Sri Lanka should be a trading country; no balancing acts: Harsha

Harsha de Silva

Oct 06, 2015 (LBO) – Sri Lanka should be a trading country and there is no need of a balance between manufacturing and trading, Deputy Foreign Minister Harsha de Silva said.

“Some say there must be a balance between manufacturing and trading. I don’t believe in this balancing. We have to go down to the basic principle of economics,” Silva said.

Speaking at an exporter’s forum Deputy Minister explained the theory of comparative advantage.

“Why is the doctor a doctor and not a carpenter at the same time? A doctor may be able to fix his own furniture but he makes more money through operations than fixing furniture.”

David Ricardo developed the theory in 1817 to explain why countries engage in international trade even when one country’s workers are more efficient at producing every single good than workers in other countries.
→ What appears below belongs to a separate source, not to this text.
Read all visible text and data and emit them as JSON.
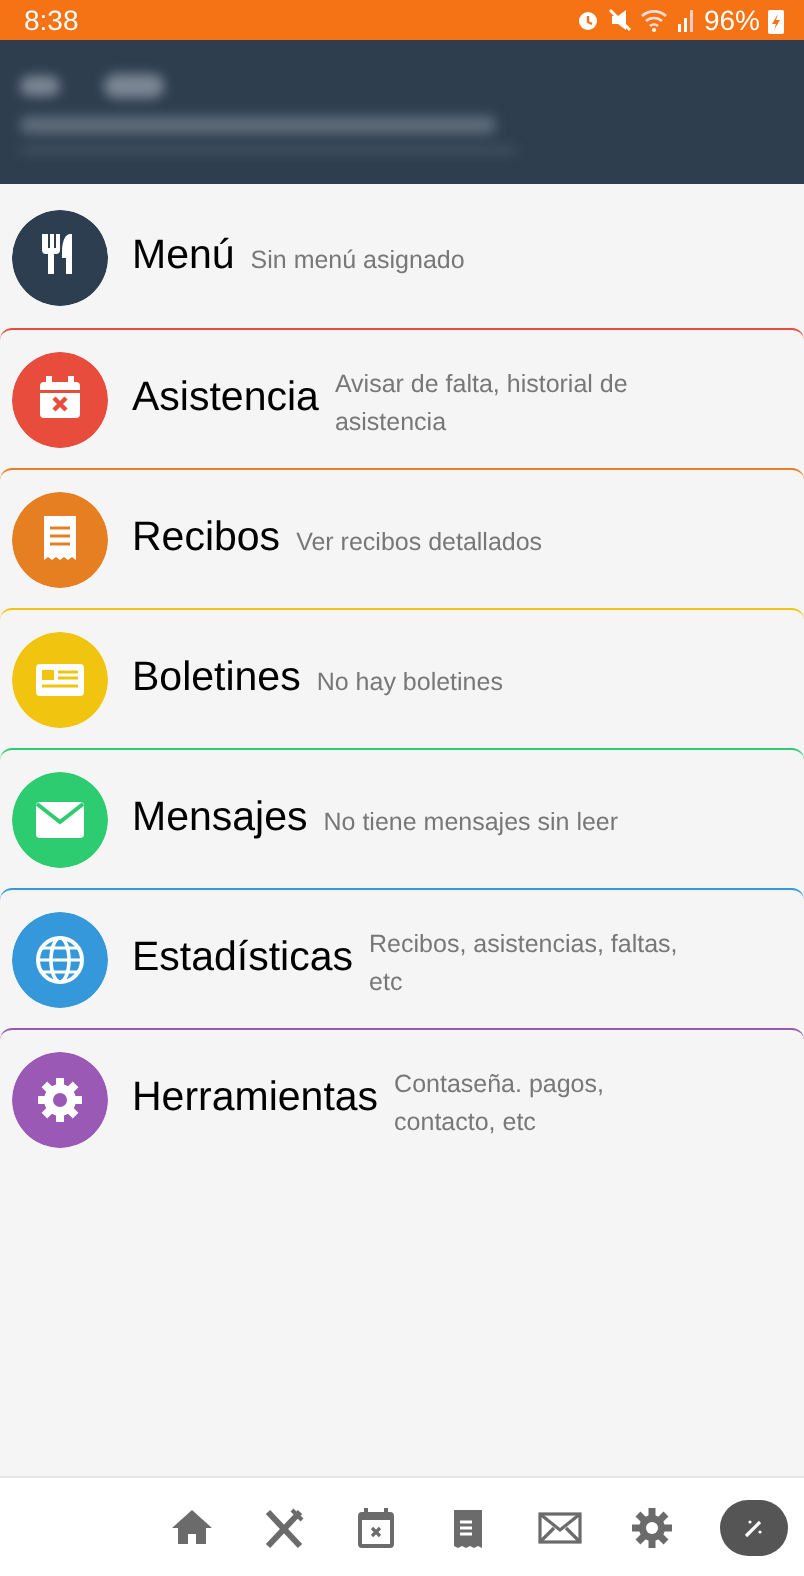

“We are better at something and somebody else is better at something else. It may be because where we are located or our climate or anything else.”

In an economic model, one has a comparative advantage over another in producing a particular good if he can produce that good at a lower relative opportunity cost.

“If we have to become a manufacturing nation; do we have the comparative advantage, if not; are we going to become a hub where we can service the region,” de Silva said.

“The answer to that is fairly clear; it is almost impossible for us to compete with China, with the global factory flow,” he said.

“If you look at Sri Lanka’s diplomatic relations with our neighbors in this region, it’s quite practical to come up with a plan for Sri Lanka to be a hub in the coming years.”

In fact in ‘Mahinda Chintana’ the previous regime talked about transforming the country into an aviation, maritime, commercial, energy and knowledge hub.

“The idea is not a bad one. But the question is how we get there,” Silva said.

“Suppose you are talking of a maritime hub and you put money in the wrong infrastructure; then you are again at cross purposes,” the deputy minister said.

“So I think Sri Lanka’s future lies in how well Sri Lanka becomes the hub for this part of the world using logistics, adding value and other things.”

He emphasized that this discussion must be re-started and the outcome must be based on evidence.

“We can’t everyday avoid this issue. Once and for all, we must agree, are we going to do it or not. Evidence based policy making is what we required.” Minister further stated.